Task prompt =
Working from the listing below, pick each line containing the word "share" and copy it.

*** Data shown ***

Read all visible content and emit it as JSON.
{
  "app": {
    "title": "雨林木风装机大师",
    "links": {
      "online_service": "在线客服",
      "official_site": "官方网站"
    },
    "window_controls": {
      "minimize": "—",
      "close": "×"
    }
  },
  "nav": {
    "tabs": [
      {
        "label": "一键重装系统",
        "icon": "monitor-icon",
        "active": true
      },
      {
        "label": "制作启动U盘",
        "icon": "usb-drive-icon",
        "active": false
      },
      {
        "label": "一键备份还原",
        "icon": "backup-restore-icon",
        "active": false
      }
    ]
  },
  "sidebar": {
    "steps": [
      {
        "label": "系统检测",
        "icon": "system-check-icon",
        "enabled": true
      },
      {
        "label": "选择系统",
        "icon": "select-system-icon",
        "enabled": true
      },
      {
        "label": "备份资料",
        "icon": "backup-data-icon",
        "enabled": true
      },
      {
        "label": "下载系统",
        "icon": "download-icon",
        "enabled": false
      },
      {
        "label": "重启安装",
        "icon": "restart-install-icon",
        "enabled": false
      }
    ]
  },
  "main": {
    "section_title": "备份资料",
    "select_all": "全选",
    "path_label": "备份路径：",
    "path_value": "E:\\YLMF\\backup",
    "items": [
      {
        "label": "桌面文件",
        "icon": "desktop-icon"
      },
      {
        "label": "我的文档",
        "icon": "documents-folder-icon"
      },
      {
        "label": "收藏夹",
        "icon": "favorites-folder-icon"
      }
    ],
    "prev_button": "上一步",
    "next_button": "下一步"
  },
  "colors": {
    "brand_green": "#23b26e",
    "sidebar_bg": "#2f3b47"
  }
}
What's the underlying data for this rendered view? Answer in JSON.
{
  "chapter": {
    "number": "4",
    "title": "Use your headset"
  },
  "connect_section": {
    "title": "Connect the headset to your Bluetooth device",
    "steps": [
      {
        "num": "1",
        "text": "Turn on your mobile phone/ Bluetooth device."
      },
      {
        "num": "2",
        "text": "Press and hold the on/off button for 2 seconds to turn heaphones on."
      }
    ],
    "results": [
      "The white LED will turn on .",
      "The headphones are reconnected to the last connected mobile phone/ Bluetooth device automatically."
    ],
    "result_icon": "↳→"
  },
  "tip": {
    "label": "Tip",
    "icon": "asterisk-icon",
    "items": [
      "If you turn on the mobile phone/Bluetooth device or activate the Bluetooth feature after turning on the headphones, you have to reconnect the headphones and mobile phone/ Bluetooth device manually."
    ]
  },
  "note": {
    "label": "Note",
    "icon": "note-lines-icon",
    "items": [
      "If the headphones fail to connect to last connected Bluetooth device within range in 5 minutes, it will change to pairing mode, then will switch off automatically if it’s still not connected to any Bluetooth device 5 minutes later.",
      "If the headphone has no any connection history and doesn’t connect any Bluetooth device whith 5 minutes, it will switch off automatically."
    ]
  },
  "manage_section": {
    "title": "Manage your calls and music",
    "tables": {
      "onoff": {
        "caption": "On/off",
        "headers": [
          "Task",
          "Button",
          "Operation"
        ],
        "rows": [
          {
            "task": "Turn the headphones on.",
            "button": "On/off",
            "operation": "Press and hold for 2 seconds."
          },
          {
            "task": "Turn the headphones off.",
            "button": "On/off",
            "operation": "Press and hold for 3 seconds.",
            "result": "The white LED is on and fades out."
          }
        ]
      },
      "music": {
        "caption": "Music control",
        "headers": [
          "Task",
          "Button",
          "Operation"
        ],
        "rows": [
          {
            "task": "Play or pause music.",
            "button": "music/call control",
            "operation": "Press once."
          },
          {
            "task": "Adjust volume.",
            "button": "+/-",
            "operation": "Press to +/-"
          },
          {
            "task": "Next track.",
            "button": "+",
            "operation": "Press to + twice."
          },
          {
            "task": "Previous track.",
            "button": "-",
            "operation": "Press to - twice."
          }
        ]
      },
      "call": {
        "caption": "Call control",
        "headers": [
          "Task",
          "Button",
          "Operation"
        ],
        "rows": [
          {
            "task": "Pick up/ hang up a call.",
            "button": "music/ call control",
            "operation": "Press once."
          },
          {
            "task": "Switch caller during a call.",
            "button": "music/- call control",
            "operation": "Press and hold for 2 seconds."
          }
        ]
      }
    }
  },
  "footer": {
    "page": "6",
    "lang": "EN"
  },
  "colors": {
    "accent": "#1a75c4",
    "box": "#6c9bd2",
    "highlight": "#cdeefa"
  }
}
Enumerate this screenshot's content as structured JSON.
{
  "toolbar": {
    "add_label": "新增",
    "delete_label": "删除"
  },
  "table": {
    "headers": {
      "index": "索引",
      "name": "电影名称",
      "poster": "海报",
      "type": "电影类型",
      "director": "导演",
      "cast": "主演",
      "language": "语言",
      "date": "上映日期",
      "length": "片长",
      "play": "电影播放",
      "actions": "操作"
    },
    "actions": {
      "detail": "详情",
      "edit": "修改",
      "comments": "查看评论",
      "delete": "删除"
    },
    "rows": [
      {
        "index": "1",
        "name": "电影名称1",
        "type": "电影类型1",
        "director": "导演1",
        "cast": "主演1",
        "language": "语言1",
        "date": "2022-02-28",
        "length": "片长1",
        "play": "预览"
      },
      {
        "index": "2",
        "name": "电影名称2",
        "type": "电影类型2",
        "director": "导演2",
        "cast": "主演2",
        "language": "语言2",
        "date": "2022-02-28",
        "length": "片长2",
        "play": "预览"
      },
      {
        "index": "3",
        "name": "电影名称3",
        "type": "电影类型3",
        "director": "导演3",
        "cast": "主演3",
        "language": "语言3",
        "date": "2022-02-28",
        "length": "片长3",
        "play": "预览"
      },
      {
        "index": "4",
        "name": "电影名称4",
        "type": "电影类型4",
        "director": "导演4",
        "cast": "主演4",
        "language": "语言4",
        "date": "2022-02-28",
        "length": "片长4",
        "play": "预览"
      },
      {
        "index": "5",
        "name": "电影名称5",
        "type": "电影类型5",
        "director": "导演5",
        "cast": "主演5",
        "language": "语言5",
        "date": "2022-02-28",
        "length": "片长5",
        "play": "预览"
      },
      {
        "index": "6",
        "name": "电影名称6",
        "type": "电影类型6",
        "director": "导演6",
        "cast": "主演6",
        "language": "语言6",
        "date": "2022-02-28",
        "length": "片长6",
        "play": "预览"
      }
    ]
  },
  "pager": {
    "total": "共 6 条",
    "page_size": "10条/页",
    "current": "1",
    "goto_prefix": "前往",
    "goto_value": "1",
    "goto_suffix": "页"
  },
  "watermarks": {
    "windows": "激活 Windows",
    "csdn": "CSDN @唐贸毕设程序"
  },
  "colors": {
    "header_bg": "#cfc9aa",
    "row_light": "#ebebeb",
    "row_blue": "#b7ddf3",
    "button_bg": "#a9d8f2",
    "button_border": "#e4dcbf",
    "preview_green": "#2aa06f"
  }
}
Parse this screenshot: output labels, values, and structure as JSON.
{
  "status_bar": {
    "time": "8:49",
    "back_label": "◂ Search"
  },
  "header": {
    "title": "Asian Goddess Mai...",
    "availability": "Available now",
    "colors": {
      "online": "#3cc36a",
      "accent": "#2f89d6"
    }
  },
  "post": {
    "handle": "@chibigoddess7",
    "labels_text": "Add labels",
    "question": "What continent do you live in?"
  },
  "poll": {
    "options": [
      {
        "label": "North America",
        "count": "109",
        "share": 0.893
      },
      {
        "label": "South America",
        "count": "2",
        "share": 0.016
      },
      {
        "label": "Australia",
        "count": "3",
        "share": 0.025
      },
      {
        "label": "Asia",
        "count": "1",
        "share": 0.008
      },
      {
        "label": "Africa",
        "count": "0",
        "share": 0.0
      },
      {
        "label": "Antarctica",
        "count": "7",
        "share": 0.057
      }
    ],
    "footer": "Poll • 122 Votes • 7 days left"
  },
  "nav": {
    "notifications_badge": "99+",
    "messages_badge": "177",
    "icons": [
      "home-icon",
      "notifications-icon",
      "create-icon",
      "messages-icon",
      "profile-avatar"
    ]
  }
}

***

Result of this exercise =
        "share": 0.893
        "share": 0.016
        "share": 0.025
        "share": 0.008
        "share": 0.0
        "share": 0.057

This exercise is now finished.